BEGIN PROVIDED ENTRIES

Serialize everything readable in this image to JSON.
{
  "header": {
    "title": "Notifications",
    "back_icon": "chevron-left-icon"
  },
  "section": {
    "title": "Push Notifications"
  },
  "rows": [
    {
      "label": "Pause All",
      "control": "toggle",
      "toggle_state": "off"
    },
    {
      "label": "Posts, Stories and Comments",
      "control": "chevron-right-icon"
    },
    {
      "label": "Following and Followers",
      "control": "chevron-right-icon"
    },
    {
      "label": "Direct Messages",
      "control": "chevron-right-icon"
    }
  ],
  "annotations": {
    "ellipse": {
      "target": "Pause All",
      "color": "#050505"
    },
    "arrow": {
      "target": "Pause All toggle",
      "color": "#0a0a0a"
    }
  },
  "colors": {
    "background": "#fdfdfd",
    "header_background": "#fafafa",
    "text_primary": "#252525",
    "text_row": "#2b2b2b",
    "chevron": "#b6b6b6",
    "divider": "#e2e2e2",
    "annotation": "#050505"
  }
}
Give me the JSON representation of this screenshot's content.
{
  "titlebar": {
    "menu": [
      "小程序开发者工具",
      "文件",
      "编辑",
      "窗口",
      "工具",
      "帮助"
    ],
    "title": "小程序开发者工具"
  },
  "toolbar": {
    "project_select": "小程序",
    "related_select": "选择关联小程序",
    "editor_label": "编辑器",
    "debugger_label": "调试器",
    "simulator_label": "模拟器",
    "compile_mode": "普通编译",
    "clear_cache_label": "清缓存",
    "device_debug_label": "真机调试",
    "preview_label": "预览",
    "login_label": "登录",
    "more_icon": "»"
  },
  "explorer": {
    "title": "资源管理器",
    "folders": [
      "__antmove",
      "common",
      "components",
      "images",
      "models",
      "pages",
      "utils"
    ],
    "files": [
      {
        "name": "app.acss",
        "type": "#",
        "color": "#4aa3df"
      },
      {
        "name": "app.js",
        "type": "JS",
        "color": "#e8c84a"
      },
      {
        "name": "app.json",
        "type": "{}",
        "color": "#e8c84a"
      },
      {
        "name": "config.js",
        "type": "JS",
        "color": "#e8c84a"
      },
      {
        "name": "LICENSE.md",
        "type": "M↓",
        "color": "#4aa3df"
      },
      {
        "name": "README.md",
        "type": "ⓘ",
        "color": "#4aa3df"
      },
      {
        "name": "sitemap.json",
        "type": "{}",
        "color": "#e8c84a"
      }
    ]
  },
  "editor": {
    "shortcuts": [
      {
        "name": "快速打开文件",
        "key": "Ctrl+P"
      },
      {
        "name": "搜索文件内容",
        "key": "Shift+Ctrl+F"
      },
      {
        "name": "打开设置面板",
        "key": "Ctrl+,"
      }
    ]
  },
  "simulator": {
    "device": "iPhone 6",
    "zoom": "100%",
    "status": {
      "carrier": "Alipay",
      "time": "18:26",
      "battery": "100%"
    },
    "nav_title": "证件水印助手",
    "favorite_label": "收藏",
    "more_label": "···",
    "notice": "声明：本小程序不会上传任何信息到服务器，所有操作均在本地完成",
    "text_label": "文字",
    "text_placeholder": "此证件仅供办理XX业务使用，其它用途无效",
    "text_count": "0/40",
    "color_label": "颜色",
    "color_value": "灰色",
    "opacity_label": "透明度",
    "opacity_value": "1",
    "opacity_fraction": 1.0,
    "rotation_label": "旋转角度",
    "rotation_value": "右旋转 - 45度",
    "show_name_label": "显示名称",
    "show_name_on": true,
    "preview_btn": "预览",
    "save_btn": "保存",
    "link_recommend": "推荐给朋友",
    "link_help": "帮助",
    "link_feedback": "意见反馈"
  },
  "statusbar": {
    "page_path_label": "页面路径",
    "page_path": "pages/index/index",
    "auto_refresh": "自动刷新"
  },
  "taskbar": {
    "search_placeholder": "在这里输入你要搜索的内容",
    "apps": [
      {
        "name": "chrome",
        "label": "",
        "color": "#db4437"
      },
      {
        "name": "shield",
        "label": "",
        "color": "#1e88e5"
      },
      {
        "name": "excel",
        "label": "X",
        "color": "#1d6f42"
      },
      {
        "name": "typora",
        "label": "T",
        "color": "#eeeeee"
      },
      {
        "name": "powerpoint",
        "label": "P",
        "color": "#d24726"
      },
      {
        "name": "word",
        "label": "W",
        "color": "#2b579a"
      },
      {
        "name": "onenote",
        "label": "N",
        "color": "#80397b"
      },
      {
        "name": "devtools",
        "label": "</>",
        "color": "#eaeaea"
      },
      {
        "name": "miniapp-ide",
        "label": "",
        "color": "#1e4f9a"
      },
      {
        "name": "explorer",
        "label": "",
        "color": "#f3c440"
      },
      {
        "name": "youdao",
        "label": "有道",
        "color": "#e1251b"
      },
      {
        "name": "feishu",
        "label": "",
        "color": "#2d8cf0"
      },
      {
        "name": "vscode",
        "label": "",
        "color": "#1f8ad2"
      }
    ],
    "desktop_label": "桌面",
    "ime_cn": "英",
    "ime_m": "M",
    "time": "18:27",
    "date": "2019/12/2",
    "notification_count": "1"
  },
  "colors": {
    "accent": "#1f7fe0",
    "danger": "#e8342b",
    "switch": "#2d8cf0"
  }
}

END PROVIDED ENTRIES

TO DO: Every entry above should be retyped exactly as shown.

RESULT FOR THIS TASK:
Serialize everything readable in this image to JSON.
{
  "header": {
    "title": "Notifications",
    "back_icon": "chevron-left-icon"
  },
  "section": {
    "title": "Push Notifications"
  },
  "rows": [
    {
      "label": "Pause All",
      "control": "toggle",
      "toggle_state": "off"
    },
    {
      "label": "Posts, Stories and Comments",
      "control": "chevron-right-icon"
    },
    {
      "label": "Following and Followers",
      "control": "chevron-right-icon"
    },
    {
      "label": "Direct Messages",
      "control": "chevron-right-icon"
    }
  ],
  "annotations": {
    "ellipse": {
      "target": "Pause All",
      "color": "#050505"
    },
    "arrow": {
      "target": "Pause All toggle",
      "color": "#0a0a0a"
    }
  },
  "colors": {
    "background": "#fdfdfd",
    "header_background": "#fafafa",
    "text_primary": "#252525",
    "text_row": "#2b2b2b",
    "chevron": "#b6b6b6",
    "divider": "#e2e2e2",
    "annotation": "#050505"
  }
}
Give me the JSON representation of this screenshot's content.
{
  "titlebar": {
    "menu": [
      "小程序开发者工具",
      "文件",
      "编辑",
      "窗口",
      "工具",
      "帮助"
    ],
    "title": "小程序开发者工具"
  },
  "toolbar": {
    "project_select": "小程序",
    "related_select": "选择关联小程序",
    "editor_label": "编辑器",
    "debugger_label": "调试器",
    "simulator_label": "模拟器",
    "compile_mode": "普通编译",
    "clear_cache_label": "清缓存",
    "device_debug_label": "真机调试",
    "preview_label": "预览",
    "login_label": "登录",
    "more_icon": "»"
  },
  "explorer": {
    "title": "资源管理器",
    "folders": [
      "__antmove",
      "common",
      "components",
      "images",
      "models",
      "pages",
      "utils"
    ],
    "files": [
      {
        "name": "app.acss",
        "type": "#",
        "color": "#4aa3df"
      },
      {
        "name": "app.js",
        "type": "JS",
        "color": "#e8c84a"
      },
      {
        "name": "app.json",
        "type": "{}",
        "color": "#e8c84a"
      },
      {
        "name": "config.js",
        "type": "JS",
        "color": "#e8c84a"
      },
      {
        "name": "LICENSE.md",
        "type": "M↓",
        "color": "#4aa3df"
      },
      {
        "name": "README.md",
        "type": "ⓘ",
        "color": "#4aa3df"
      },
      {
        "name": "sitemap.json",
        "type": "{}",
        "color": "#e8c84a"
      }
    ]
  },
  "editor": {
    "shortcuts": [
      {
        "name": "快速打开文件",
        "key": "Ctrl+P"
      },
      {
        "name": "搜索文件内容",
        "key": "Shift+Ctrl+F"
      },
      {
        "name": "打开设置面板",
        "key": "Ctrl+,"
      }
    ]
  },
  "simulator": {
    "device": "iPhone 6",
    "zoom": "100%",
    "status": {
      "carrier": "Alipay",
      "time": "18:26",
      "battery": "100%"
    },
    "nav_title": "证件水印助手",
    "favorite_label": "收藏",
    "more_label": "···",
    "notice": "声明：本小程序不会上传任何信息到服务器，所有操作均在本地完成",
    "text_label": "文字",
    "text_placeholder": "此证件仅供办理XX业务使用，其它用途无效",
    "text_count": "0/40",
    "color_label": "颜色",
    "color_value": "灰色",
    "opacity_label": "透明度",
    "opacity_value": "1",
    "opacity_fraction": 1.0,
    "rotation_label": "旋转角度",
    "rotation_value": "右旋转 - 45度",
    "show_name_label": "显示名称",
    "show_name_on": true,
    "preview_btn": "预览",
    "save_btn": "保存",
    "link_recommend": "推荐给朋友",
    "link_help": "帮助",
    "link_feedback": "意见反馈"
  },
  "statusbar": {
    "page_path_label": "页面路径",
    "page_path": "pages/index/index",
    "auto_refresh": "自动刷新"
  },
  "taskbar": {
    "search_placeholder": "在这里输入你要搜索的内容",
    "apps": [
      {
        "name": "chrome",
        "label": "",
        "color": "#db4437"
      },
      {
        "name": "shield",
        "label": "",
        "color": "#1e88e5"
      },
      {
        "name": "excel",
        "label": "X",
        "color": "#1d6f42"
      },
      {
        "name": "typora",
        "label": "T",
        "color": "#eeeeee"
      },
      {
        "name": "powerpoint",
        "label": "P",
        "color": "#d24726"
      },
      {
        "name": "word",
        "label": "W",
        "color": "#2b579a"
      },
      {
        "name": "onenote",
        "label": "N",
        "color": "#80397b"
      },
      {
        "name": "devtools",
        "label": "</>",
        "color": "#eaeaea"
      },
      {
        "name": "miniapp-ide",
        "label": "",
        "color": "#1e4f9a"
      },
      {
        "name": "explorer",
        "label": "",
        "color": "#f3c440"
      },
      {
        "name": "youdao",
        "label": "有道",
        "color": "#e1251b"
      },
      {
        "name": "feishu",
        "label": "",
        "color": "#2d8cf0"
      },
      {
        "name": "vscode",
        "label": "",
        "color": "#1f8ad2"
      }
    ],
    "desktop_label": "桌面",
    "ime_cn": "英",
    "ime_m": "M",
    "time": "18:27",
    "date": "2019/12/2",
    "notification_count": "1"
  },
  "colors": {
    "accent": "#1f7fe0",
    "danger": "#e8342b",
    "switch": "#2d8cf0"
  }
}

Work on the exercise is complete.